§ TASK OBJECTIVE
Word for word, restate each entry in the listing below.

§ THE RECORDS
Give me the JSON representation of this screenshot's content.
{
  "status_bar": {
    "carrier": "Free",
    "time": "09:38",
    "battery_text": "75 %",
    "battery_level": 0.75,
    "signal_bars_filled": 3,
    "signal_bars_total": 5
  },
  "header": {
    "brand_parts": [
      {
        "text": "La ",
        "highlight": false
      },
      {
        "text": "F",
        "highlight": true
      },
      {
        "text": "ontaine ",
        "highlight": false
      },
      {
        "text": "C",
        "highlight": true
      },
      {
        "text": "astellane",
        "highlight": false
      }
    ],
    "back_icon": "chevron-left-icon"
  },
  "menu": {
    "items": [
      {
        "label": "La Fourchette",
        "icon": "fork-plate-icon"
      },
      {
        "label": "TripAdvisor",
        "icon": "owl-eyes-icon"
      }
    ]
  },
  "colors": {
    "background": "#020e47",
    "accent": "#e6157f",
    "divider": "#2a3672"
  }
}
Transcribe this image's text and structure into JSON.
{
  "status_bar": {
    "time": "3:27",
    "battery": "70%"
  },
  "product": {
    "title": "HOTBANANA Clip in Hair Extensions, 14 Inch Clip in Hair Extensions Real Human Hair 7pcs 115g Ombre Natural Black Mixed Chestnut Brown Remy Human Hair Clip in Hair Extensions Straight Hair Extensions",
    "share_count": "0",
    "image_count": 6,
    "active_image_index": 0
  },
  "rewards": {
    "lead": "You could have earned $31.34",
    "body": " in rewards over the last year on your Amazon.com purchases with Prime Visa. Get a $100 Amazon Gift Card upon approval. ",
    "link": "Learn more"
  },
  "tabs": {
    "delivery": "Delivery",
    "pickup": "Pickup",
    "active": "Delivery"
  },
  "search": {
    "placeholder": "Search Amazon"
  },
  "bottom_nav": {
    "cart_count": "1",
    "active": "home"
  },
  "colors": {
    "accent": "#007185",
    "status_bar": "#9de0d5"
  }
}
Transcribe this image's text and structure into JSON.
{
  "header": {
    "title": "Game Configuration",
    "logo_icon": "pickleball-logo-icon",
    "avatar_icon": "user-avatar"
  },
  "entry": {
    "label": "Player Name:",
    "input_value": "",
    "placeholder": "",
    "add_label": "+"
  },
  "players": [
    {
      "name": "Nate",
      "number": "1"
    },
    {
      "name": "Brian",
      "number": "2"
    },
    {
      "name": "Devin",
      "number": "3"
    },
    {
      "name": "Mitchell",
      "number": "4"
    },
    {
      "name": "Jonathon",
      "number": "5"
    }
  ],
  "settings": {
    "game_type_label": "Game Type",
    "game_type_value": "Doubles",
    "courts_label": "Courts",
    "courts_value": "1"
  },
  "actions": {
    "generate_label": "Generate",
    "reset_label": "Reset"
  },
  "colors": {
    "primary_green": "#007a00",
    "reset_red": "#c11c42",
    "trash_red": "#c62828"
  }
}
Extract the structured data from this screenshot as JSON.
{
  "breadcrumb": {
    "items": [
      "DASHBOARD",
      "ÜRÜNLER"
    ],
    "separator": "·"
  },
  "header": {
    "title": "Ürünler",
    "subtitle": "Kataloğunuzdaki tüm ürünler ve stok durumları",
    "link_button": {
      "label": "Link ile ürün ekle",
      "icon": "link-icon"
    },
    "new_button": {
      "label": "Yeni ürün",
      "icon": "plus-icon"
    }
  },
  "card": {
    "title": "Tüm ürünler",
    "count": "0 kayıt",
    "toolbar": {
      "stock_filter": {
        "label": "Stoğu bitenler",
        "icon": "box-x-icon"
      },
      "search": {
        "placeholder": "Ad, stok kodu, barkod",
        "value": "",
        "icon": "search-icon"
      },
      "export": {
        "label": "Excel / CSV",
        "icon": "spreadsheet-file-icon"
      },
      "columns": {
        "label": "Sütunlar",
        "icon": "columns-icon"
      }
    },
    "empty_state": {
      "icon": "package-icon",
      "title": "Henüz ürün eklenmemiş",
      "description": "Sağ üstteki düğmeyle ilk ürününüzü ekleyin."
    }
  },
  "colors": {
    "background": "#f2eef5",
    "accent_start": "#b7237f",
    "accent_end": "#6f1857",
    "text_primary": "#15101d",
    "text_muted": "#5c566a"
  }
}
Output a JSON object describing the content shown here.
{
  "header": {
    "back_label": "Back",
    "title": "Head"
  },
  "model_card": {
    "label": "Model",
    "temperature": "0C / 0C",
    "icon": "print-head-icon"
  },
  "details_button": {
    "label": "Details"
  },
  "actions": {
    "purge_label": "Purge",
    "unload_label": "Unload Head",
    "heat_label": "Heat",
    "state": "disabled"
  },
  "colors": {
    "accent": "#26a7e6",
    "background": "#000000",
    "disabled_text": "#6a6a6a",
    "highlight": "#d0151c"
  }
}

§ YOUR RESPONSE
Give me the JSON representation of this screenshot's content.
{
  "status_bar": {
    "carrier": "Free",
    "time": "09:38",
    "battery_text": "75 %",
    "battery_level": 0.75,
    "signal_bars_filled": 3,
    "signal_bars_total": 5
  },
  "header": {
    "brand_parts": [
      {
        "text": "La ",
        "highlight": false
      },
      {
        "text": "F",
        "highlight": true
      },
      {
        "text": "ontaine ",
        "highlight": false
      },
      {
        "text": "C",
        "highlight": true
      },
      {
        "text": "astellane",
        "highlight": false
      }
    ],
    "back_icon": "chevron-left-icon"
  },
  "menu": {
    "items": [
      {
        "label": "La Fourchette",
        "icon": "fork-plate-icon"
      },
      {
        "label": "TripAdvisor",
        "icon": "owl-eyes-icon"
      }
    ]
  },
  "colors": {
    "background": "#020e47",
    "accent": "#e6157f",
    "divider": "#2a3672"
  }
}
Transcribe this image's text and structure into JSON.
{
  "status_bar": {
    "time": "3:27",
    "battery": "70%"
  },
  "product": {
    "title": "HOTBANANA Clip in Hair Extensions, 14 Inch Clip in Hair Extensions Real Human Hair 7pcs 115g Ombre Natural Black Mixed Chestnut Brown Remy Human Hair Clip in Hair Extensions Straight Hair Extensions",
    "share_count": "0",
    "image_count": 6,
    "active_image_index": 0
  },
  "rewards": {
    "lead": "You could have earned $31.34",
    "body": " in rewards over the last year on your Amazon.com purchases with Prime Visa. Get a $100 Amazon Gift Card upon approval. ",
    "link": "Learn more"
  },
  "tabs": {
    "delivery": "Delivery",
    "pickup": "Pickup",
    "active": "Delivery"
  },
  "search": {
    "placeholder": "Search Amazon"
  },
  "bottom_nav": {
    "cart_count": "1",
    "active": "home"
  },
  "colors": {
    "accent": "#007185",
    "status_bar": "#9de0d5"
  }
}
Transcribe this image's text and structure into JSON.
{
  "header": {
    "title": "Game Configuration",
    "logo_icon": "pickleball-logo-icon",
    "avatar_icon": "user-avatar"
  },
  "entry": {
    "label": "Player Name:",
    "input_value": "",
    "placeholder": "",
    "add_label": "+"
  },
  "players": [
    {
      "name": "Nate",
      "number": "1"
    },
    {
      "name": "Brian",
      "number": "2"
    },
    {
      "name": "Devin",
      "number": "3"
    },
    {
      "name": "Mitchell",
      "number": "4"
    },
    {
      "name": "Jonathon",
      "number": "5"
    }
  ],
  "settings": {
    "game_type_label": "Game Type",
    "game_type_value": "Doubles",
    "courts_label": "Courts",
    "courts_value": "1"
  },
  "actions": {
    "generate_label": "Generate",
    "reset_label": "Reset"
  },
  "colors": {
    "primary_green": "#007a00",
    "reset_red": "#c11c42",
    "trash_red": "#c62828"
  }
}
Extract the structured data from this screenshot as JSON.
{
  "breadcrumb": {
    "items": [
      "DASHBOARD",
      "ÜRÜNLER"
    ],
    "separator": "·"
  },
  "header": {
    "title": "Ürünler",
    "subtitle": "Kataloğunuzdaki tüm ürünler ve stok durumları",
    "link_button": {
      "label": "Link ile ürün ekle",
      "icon": "link-icon"
    },
    "new_button": {
      "label": "Yeni ürün",
      "icon": "plus-icon"
    }
  },
  "card": {
    "title": "Tüm ürünler",
    "count": "0 kayıt",
    "toolbar": {
      "stock_filter": {
        "label": "Stoğu bitenler",
        "icon": "box-x-icon"
      },
      "search": {
        "placeholder": "Ad, stok kodu, barkod",
        "value": "",
        "icon": "search-icon"
      },
      "export": {
        "label": "Excel / CSV",
        "icon": "spreadsheet-file-icon"
      },
      "columns": {
        "label": "Sütunlar",
        "icon": "columns-icon"
      }
    },
    "empty_state": {
      "icon": "package-icon",
      "title": "Henüz ürün eklenmemiş",
      "description": "Sağ üstteki düğmeyle ilk ürününüzü ekleyin."
    }
  },
  "colors": {
    "background": "#f2eef5",
    "accent_start": "#b7237f",
    "accent_end": "#6f1857",
    "text_primary": "#15101d",
    "text_muted": "#5c566a"
  }
}
Output a JSON object describing the content shown here.
{
  "header": {
    "back_label": "Back",
    "title": "Head"
  },
  "model_card": {
    "label": "Model",
    "temperature": "0C / 0C",
    "icon": "print-head-icon"
  },
  "details_button": {
    "label": "Details"
  },
  "actions": {
    "purge_label": "Purge",
    "unload_label": "Unload Head",
    "heat_label": "Heat",
    "state": "disabled"
  },
  "colors": {
    "accent": "#26a7e6",
    "background": "#000000",
    "disabled_text": "#6a6a6a",
    "highlight": "#d0151c"
  }
}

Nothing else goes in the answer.